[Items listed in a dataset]
• • • •
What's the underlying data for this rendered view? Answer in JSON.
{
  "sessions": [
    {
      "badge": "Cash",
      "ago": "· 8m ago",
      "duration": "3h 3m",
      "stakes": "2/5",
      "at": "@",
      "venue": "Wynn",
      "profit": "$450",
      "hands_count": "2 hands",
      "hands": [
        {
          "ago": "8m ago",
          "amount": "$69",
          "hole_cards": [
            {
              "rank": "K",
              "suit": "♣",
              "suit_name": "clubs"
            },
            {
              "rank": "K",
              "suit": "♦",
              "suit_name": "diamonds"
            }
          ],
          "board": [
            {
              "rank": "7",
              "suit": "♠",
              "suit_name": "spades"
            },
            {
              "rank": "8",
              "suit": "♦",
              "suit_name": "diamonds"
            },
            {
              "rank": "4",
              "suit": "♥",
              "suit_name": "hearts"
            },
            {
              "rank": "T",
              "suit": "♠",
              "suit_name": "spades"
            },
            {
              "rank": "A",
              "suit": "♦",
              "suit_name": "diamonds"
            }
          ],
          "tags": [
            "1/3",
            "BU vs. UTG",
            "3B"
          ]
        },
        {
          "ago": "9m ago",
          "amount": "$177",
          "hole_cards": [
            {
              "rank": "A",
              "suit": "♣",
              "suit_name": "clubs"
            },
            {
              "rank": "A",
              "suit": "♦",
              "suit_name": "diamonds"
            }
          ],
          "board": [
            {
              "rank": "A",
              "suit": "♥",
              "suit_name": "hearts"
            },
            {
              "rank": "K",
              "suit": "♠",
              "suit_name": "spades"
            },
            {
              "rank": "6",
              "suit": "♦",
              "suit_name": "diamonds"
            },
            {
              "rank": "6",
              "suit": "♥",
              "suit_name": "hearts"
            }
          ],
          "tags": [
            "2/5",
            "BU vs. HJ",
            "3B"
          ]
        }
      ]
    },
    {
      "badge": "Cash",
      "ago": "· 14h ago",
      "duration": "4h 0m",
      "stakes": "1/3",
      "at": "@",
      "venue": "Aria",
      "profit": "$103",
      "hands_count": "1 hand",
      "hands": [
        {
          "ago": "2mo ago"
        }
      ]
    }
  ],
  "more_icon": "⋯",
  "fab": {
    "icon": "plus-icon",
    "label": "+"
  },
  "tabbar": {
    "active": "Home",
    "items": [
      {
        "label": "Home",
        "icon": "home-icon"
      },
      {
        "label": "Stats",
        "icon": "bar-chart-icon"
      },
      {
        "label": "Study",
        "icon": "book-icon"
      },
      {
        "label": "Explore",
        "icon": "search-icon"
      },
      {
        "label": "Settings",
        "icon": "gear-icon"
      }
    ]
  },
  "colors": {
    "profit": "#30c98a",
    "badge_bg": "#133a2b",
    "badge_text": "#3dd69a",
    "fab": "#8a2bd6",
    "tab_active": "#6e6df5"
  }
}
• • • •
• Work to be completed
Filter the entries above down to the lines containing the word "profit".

• Response below
      "profit": "$450",
      "profit": "$103",
    "profit": "#30c98a",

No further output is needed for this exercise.